While this is mostly an exercise of self-awareness, feel free to collect external approval as well. For example, I have a folder in my computer called “wins” where I collect email screenshots, comments and messages from whenever others noticed my effort in a situation.
It’s not there for me to remind me how great I am, it’s there to remind me I’m lying to myself and going through an episode of Imposter Syndrome. When I stumble upon it, it always puts a smile on my face, and the Chimp appreciates it too.
“Some quit due to slow progress. Never grasping the fact that slow progress is progress.”
— Jeff Olson
3) Don’t dwell on your past mistakes
I’ve had a fair share of mistakes I didn’t want to make. I was in conversations where I felt out of my depth and I didn’t understand the majority of things that were being said.
But I tried my best to not ruminate or dwell on them. Because I realised that would only make me relive the situation and keep me in a negative thinking loop.
If you make a mistake: Realise it. Accept it. Move on.
You could think about it only to realise what went wrong and what you need to do to not make the same mistake anymore. This exercise will give your Chimp little room to play with if it tries to remind you of past “failures”.
“Every second you dwell on the past you steal from your future. Every minute you spend focusing on your problems you take away from finding your solutions.”
— Robin Sharma
4) Focus on the things you have control over.
What your manager, client or colleague says or does to you, is out of your control. How you react, act and think about situations, is in your control.
Focus on things you can control, like your work ethic, your values and your reactions to things.
Build up a tally, just like the accomplishments exercise, of design exercises, gym visits or any other activity to improve yourself. This way you can build confidence on the fact that you are taking action and you can show your Chimp it’s fine not to worry about everything.
“You may not control all the events that happen to you, but you can decide not to be reduced by them.”
— Maya Angelou
5) Always do your best and be realistic with it
This is one of the lessons I’ve learned from Kevin Hart: there’s a way to be confident almost instantly, and it’s by doing your best.
But there’s a caveat:
This only works if you’re realistic with assessing your own best, not someone else’s.

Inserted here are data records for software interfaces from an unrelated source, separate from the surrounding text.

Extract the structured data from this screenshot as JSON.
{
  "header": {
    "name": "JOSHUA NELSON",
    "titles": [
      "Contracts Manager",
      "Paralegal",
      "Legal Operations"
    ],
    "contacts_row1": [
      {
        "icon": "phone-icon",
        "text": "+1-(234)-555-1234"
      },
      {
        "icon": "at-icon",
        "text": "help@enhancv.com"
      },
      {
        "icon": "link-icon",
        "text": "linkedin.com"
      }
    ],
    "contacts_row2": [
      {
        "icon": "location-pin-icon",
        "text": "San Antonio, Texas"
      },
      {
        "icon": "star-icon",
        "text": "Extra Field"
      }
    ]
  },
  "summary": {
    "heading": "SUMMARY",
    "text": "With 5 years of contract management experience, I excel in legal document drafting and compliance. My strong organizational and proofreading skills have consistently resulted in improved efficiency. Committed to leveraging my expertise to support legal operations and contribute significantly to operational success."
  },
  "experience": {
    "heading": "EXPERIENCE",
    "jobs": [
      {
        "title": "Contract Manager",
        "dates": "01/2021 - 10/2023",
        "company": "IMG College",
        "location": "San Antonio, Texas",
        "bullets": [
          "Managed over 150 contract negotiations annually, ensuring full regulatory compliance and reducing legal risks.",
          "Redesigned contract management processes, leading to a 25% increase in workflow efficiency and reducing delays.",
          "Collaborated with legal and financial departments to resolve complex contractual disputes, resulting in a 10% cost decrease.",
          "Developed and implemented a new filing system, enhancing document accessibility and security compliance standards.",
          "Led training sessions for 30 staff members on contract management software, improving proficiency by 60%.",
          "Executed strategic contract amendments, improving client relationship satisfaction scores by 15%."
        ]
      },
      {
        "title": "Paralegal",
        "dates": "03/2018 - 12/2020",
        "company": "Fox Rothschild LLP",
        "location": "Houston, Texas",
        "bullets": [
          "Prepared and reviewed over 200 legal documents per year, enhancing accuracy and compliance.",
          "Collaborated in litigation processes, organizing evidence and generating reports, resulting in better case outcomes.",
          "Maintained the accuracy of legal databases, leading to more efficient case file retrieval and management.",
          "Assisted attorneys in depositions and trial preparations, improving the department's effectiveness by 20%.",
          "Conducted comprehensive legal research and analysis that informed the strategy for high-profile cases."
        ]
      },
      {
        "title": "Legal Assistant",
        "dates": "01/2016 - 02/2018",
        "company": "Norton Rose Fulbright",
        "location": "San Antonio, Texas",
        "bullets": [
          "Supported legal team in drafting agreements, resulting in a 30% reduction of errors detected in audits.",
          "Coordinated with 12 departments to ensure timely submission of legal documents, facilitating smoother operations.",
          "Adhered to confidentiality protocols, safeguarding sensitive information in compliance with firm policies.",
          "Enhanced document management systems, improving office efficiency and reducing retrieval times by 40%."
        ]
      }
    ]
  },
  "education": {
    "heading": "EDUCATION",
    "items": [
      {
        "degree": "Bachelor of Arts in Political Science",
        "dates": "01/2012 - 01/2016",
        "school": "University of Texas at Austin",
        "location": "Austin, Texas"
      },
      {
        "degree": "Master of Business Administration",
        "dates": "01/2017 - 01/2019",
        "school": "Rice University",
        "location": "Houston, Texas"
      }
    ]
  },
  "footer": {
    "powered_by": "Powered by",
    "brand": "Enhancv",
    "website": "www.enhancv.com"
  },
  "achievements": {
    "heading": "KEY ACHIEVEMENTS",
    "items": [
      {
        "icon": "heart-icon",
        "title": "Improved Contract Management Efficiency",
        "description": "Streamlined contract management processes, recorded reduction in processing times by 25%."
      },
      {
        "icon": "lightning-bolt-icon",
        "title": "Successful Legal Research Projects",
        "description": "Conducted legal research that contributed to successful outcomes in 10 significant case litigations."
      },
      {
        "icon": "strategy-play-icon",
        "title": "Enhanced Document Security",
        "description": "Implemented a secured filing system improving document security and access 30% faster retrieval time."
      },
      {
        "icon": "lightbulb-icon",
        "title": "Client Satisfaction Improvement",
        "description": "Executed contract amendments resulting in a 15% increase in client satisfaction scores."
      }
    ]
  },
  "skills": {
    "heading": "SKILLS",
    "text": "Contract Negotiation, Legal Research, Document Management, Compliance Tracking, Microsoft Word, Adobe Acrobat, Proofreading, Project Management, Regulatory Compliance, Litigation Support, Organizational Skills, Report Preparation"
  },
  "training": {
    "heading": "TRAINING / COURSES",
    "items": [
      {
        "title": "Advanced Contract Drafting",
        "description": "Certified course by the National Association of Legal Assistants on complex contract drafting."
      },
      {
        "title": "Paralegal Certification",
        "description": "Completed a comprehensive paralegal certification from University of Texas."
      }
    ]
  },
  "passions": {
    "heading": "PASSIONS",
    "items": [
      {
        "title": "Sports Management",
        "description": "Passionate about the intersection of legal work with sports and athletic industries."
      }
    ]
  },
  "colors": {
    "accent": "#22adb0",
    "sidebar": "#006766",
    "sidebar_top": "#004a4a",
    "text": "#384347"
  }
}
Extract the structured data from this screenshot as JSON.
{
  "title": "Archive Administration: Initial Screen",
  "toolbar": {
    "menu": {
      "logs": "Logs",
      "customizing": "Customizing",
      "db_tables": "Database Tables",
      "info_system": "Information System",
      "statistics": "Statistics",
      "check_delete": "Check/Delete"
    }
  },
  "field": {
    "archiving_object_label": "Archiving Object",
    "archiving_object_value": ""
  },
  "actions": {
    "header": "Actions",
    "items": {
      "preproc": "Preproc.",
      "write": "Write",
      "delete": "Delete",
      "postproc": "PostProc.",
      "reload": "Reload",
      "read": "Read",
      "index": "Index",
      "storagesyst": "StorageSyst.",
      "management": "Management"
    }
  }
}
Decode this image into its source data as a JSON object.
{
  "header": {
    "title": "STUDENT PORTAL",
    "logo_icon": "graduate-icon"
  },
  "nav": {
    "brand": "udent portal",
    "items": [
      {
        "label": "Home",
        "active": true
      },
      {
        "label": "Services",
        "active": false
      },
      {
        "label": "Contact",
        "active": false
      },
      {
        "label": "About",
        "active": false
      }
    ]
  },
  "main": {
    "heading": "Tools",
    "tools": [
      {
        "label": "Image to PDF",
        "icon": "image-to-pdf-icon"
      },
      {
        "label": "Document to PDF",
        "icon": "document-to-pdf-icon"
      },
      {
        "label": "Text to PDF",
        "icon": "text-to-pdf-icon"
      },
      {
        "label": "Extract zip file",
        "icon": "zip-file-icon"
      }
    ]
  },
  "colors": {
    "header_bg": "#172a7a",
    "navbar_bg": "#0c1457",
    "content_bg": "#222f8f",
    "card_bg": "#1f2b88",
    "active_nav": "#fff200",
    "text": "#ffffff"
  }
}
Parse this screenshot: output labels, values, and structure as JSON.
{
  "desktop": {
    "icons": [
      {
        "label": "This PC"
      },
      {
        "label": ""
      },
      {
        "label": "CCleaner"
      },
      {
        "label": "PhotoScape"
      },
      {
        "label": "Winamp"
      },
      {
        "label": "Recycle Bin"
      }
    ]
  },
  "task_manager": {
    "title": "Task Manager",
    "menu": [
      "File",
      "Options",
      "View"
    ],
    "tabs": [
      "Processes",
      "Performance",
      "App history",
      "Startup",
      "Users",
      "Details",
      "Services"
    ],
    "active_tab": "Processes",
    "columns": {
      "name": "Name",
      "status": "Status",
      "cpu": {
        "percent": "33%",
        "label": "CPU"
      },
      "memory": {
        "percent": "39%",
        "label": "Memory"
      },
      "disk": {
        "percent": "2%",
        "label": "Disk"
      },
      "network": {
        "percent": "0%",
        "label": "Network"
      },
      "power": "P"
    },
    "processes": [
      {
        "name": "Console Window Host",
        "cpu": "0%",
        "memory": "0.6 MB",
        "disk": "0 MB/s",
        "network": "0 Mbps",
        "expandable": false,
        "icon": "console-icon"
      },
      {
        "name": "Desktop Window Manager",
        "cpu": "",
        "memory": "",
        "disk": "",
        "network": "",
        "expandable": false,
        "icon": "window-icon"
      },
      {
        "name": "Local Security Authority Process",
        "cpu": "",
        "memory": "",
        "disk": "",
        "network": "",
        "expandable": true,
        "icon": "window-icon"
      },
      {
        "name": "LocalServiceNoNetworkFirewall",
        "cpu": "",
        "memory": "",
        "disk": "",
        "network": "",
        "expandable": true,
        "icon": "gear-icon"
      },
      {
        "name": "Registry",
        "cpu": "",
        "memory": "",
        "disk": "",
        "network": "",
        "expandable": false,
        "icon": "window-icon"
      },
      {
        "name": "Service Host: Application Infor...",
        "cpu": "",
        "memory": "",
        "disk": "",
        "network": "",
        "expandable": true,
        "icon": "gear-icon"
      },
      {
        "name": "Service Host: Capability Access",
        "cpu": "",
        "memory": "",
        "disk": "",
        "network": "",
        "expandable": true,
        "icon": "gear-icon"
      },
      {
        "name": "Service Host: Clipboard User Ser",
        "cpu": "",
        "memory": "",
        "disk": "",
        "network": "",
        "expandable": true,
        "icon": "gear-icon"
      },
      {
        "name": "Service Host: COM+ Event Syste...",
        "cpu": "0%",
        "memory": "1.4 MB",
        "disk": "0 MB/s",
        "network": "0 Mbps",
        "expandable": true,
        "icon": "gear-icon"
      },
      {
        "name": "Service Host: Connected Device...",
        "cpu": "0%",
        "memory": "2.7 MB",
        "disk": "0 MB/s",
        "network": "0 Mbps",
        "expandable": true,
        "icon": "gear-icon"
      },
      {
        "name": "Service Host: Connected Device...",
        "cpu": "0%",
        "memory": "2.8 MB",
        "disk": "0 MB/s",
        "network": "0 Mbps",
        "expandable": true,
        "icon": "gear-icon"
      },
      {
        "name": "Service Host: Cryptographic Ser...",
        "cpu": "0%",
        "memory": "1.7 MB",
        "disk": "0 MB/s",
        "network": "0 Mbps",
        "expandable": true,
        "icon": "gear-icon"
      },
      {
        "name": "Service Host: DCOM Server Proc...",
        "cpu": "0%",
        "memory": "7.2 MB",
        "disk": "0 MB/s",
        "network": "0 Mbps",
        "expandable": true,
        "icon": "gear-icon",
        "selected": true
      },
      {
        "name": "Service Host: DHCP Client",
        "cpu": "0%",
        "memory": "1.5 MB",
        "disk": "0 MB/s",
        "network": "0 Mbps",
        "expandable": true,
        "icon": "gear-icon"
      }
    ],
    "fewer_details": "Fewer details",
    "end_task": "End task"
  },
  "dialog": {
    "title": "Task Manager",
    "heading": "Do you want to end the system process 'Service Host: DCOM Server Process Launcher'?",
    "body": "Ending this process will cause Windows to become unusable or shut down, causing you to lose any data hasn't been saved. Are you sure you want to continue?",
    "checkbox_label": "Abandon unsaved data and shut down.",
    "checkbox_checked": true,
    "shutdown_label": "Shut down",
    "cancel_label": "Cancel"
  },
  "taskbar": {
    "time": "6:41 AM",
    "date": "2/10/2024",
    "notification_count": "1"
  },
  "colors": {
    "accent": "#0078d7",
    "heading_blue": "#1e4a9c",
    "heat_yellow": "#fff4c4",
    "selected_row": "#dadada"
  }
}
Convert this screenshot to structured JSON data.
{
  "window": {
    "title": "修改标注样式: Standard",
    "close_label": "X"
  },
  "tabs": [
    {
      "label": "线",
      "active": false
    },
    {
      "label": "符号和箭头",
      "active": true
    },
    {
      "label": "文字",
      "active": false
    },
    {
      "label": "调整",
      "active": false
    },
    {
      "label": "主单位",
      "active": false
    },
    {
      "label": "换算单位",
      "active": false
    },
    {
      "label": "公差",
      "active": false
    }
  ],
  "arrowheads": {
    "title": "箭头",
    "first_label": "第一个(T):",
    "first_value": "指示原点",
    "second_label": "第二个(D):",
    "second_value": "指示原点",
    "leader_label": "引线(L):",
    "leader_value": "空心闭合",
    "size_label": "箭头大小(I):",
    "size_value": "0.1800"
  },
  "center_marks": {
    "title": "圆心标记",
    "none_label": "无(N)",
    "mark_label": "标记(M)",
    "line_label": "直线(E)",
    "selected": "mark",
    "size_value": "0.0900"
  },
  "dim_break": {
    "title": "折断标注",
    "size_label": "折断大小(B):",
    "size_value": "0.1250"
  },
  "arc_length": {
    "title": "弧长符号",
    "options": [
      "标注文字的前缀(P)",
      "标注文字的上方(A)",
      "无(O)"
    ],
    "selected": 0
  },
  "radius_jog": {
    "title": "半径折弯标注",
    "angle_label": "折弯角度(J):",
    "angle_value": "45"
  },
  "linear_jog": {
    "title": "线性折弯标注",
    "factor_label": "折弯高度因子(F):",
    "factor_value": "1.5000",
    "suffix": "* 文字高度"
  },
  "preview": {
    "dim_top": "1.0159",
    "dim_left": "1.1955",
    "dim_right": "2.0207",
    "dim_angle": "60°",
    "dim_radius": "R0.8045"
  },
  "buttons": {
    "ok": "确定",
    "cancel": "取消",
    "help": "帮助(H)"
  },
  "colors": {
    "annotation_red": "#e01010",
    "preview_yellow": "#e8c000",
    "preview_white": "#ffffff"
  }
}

I know that for most of us it’s easy to find a better designer out there on any social media platform, or even at work. But making a comparison with others will only skew your expectations. Only compare your best to your best from yesterday.
“ Did I do my best today, given the mood and the circumstances I’m in?”
If the answer even remotely resembles a yes, you won. Now some confidence currency goes into your confidence bank. If the answer is no, so what? Pull yourself up, dust yourself off. You’ll have tomorrow to do better.
Your Chimp brain will thank you for feeling better about itself.
“To be yourself in a world that is constantly trying to make you something else is the greatest accomplishment.”
— Ralph Waldo Emerson
6) Help someone out
Making someone else feel better triggers the hormones called dopamine, oxytocin and serotonin. This interesting hormone cocktail also takes the name of “ Happiness Trifecta”.
A research study shows that altruism affects the person that’s being helped as well as the helper, giving birth to the ultimate win-win situation. Being helpful and altruistic is a quick confidence booster.
This is where your designer superpower comes in in the form of empathy. Being useful and supportive puts you in a more confident state.
Ask a colleague if they could use a hand or are stuck on a problem, you can help them get unstuck and boost your confidence at the same time.
Ironically, chimps are naturally altruistic, so your Chimp will oblige to this.
“Only those who have learned the power of sincere and selfless contribution experience life’s deepest joy: true fulfillment.”
— Tony Robbins
Focusing on your hard skills will only get you so far, the best designers out there have more than just wireframing or visual design skills. If you want to improve your life and work, you need to focus on the skills that make you a better human being.